    Clearly you have never tried to actually relieve yourself in one of those toilets-cum-homeless-storage-lockers.

  • John Freeman


    The Roma, like the kids you see on the street, are taking a lot of undeserved collective blame and scapegoating. Reactionary voices invoke old-school fascist tropes about moral degeneracy and societal decay. Extremists decry civil liberties protections when they apply to these groups and express interest in the collective removal of these groups by the state strong-arm tactics. These voices seem to grow louder during prolonged economic crises such as what we are in.

    Even berkeleygrl here has provided a soft-pedaled example by praising Europeans for (in her perception) purging its plazas of homeless even though they haven’t yet got around to the Roma. If the Right in Europe does start disappearing Roma from the main society I guess berkeleygrl has in some ways asked us to think its just a matter of tidying up the streets.

    Perhaps you can lead us in a discussion of the similarities between gutter punks and gypsies

  • guest
  • EBGuy

    And in other news of the world: Laura’s Law passes easily in S.F. supervisors’ vote. Hopefully well see a full scale roll out in Alameda County as well (after the 5 person trial). This will allow disturbed individuals to get the help they need. As a side benefit it should also make the commons accessible to everyone.

  • guest

    Don’t forget his love of the gutted out, decaying former Department of Health Bldg (now replaced by the Helios Bldg). A consistent champion of decrepitude!

  • berkeleyan

    >This is the role of the DBA Ambassadors
    As decided by whom?
    i’m not so sure i want a private security force in my downtown.

  • guest

    It is just incredible to me that so many in Berkeley defend this behavior and smugly believe it has anything to do with “free speech.” It’s OK to be weird and outlandish – I’m all for it! — and to espouse whatever beliefs you wish. It is not OK to assault and batter other pedestrians.

  • guest


    AAAALLLLL RIGHT! Goodwin’s Law invoked, I get to mark another square on my Berkeleyside Bingo card!

  • John Freeman

    As decided by whom?

    A few wealthy property owners. With a 71% vote (weighted by property value assessment) they imposed a special property tax downtown (called a “Property Based Business Improvement District”).

    Spending of the tax money is administered by the Downtown Berkeley Association, a non-profit org.

    The private security and cleaning crew are paid from those funds. The crew are not employed directly but through a national corporation that sells similar arrangements to other cities around the country. There is a similar crew working up at Telegraph now. (The green shirts are downtown, the orange shirts on Telegraph.)

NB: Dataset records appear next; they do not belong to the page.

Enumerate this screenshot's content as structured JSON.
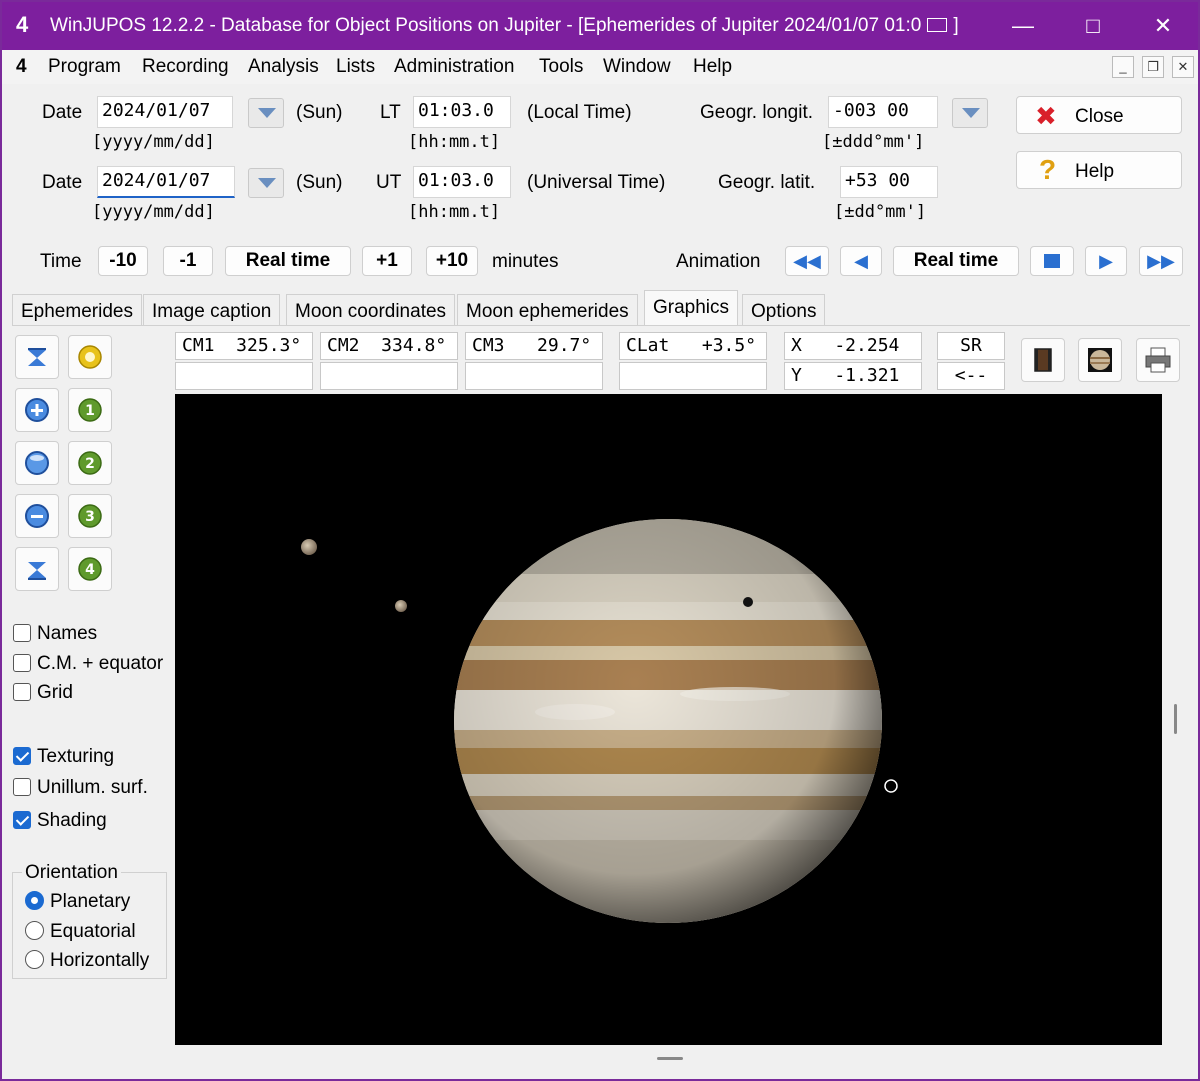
{
  "window": {
    "title": "WinJUPOS 12.2.2 - Database for Object Positions on Jupiter - [Ephemerides of Jupiter  2024/01/07  01:0",
    "title_end": "]",
    "app_icon": "4"
  },
  "menu": [
    "Program",
    "Recording",
    "Analysis",
    "Lists",
    "Administration",
    "Tools",
    "Window",
    "Help"
  ],
  "date_rows": [
    {
      "label": "Date",
      "value": "2024/01/07",
      "day": "(Sun)",
      "format": "[yyyy/mm/dd]",
      "time_label": "LT",
      "time_value": "01:03.0",
      "time_desc": "(Local Time)",
      "time_format": "[hh:mm.t]"
    },
    {
      "label": "Date",
      "value": "2024/01/07",
      "day": "(Sun)",
      "format": "[yyyy/mm/dd]",
      "time_label": "UT",
      "time_value": "01:03.0",
      "time_desc": "(Universal Time)",
      "time_format": "[hh:mm.t]"
    }
  ],
  "geo": {
    "longit_label": "Geogr. longit.",
    "longit_value": "-003 00",
    "longit_format": "[±ddd°mm']",
    "latit_label": "Geogr. latit.",
    "latit_value": "+53 00",
    "latit_format": "[±dd°mm']"
  },
  "buttons": {
    "close": "Close",
    "help": "Help"
  },
  "time_row": {
    "label": "Time",
    "minus10": "-10",
    "minus1": "-1",
    "realtime": "Real time",
    "plus1": "+1",
    "plus10": "+10",
    "unit": "minutes"
  },
  "animation": {
    "label": "Animation",
    "realtime": "Real time"
  },
  "tabs": [
    "Ephemerides",
    "Image caption",
    "Moon coordinates",
    "Moon ephemerides",
    "Graphics",
    "Options"
  ],
  "active_tab": "Graphics",
  "info": {
    "cm1": "CM1  325.3°",
    "cm2": "CM2  334.8°",
    "cm3": "CM3   29.7°",
    "clat": "CLat   +3.5°",
    "x": "X   -2.254",
    "y": "Y   -1.321",
    "sr": "SR",
    "back": "<--"
  },
  "moon_buttons": [
    "1",
    "2",
    "3",
    "4"
  ],
  "checkboxes": [
    {
      "label": "Names",
      "checked": false
    },
    {
      "label": "C.M. + equator",
      "checked": false
    },
    {
      "label": "Grid",
      "checked": false
    },
    {
      "label": "Texturing",
      "checked": true
    },
    {
      "label": "Unillum. surf.",
      "checked": false
    },
    {
      "label": "Shading",
      "checked": true
    }
  ],
  "orientation": {
    "label": "Orientation",
    "options": [
      {
        "label": "Planetary",
        "selected": true
      },
      {
        "label": "Equatorial",
        "selected": false
      },
      {
        "label": "Horizontally",
        "selected": false
      }
    ]
  },
  "colors": {
    "titlebar": "#7d1f9e",
    "accent": "#1b6ad1",
    "canvas": "#000000"
  }
}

  • guest

    If nothing else, how about a $1 per use toilet with an attendant so that there is at least a cash option for using a clean and safe bathroom. It isn’t the responsibility of local businesses to provide bathrooms for the public. Everybody needs a bathroom sometimes.

  • guest

    They are not a “private security force.” They are not armed or authorized to do anything other than talk to people. Mainly they pick up the truckloads of litter strewn about and help people with directions. They can also call the police when they see problems erupting (just as anyone can and should).

  • guest

    And Downtown has been greatly improved by their presence. It is noticeably cleaner and more filled with people from a cross section of the Berkeley demographic than it was prior to the BID. Telegraph so far appears more hopeless.

  • Jason D

    Boy, people here in “Berkeley” seem to love beating each other up and insulting one another. Did the image of “Peace and Love” that so many around the world have when they think of Berkeley ever exist? It certainly doesn’t now…

    With that said, I think designers could come up with a more original concept for $11 million. The main BART entrance we have now is glass too if I am not mistaken… Next time any of you use the escalators to enter or exit the station, take a good look up. See how filthy that glass is? What would make this “New” design any different and cleaner?

  • Whoa Mule


    Berkeleyside comments section has an inclusionary set-aside whereby 40% of the section is reserved for cranky people. We honor all members of the community.

    Peace and Love,

    da’ Mule